┌──

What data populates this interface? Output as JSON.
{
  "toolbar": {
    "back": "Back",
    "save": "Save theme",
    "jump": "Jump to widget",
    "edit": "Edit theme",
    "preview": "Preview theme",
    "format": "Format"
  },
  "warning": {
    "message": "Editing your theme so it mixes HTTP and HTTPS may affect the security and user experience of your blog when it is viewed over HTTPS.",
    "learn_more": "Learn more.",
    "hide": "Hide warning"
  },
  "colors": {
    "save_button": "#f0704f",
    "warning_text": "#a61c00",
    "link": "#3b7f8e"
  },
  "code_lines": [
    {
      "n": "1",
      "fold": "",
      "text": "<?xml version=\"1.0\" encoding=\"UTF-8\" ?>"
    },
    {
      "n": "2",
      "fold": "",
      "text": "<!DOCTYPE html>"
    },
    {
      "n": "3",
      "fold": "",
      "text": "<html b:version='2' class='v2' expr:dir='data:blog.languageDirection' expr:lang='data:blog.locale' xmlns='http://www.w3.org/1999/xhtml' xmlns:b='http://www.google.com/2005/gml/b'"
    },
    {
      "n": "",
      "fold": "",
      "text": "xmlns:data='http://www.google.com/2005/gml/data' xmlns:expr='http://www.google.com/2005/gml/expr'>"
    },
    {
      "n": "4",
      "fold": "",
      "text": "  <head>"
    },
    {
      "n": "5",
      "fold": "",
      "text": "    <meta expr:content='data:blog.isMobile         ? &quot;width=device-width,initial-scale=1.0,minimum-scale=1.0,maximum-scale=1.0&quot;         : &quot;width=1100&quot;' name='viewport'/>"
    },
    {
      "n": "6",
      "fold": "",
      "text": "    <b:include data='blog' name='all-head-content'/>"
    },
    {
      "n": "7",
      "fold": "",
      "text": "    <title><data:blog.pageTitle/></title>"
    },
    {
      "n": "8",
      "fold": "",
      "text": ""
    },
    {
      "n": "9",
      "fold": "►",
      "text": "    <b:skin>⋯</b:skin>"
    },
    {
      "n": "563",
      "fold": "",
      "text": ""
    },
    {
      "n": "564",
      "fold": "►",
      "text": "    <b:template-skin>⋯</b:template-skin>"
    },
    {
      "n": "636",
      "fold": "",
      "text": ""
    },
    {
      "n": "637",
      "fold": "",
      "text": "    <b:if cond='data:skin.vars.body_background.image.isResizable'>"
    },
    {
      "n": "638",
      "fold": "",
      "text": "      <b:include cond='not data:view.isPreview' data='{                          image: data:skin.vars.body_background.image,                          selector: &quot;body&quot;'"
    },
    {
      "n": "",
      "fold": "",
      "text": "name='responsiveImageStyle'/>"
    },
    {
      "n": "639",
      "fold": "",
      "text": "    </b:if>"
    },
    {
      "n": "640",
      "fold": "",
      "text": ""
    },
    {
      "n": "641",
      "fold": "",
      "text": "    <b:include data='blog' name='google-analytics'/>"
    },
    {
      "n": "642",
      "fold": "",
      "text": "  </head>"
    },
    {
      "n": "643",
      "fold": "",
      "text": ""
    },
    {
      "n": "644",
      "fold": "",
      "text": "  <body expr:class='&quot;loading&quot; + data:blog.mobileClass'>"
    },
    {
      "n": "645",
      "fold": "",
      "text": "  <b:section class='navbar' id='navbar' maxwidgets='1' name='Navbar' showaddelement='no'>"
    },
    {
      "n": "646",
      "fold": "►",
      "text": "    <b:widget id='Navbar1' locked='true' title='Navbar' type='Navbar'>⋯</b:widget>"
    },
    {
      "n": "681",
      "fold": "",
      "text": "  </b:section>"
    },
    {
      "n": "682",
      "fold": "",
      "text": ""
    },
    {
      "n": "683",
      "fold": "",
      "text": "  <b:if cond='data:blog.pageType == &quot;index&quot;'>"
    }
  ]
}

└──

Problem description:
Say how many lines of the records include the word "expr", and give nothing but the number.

Solution below:
4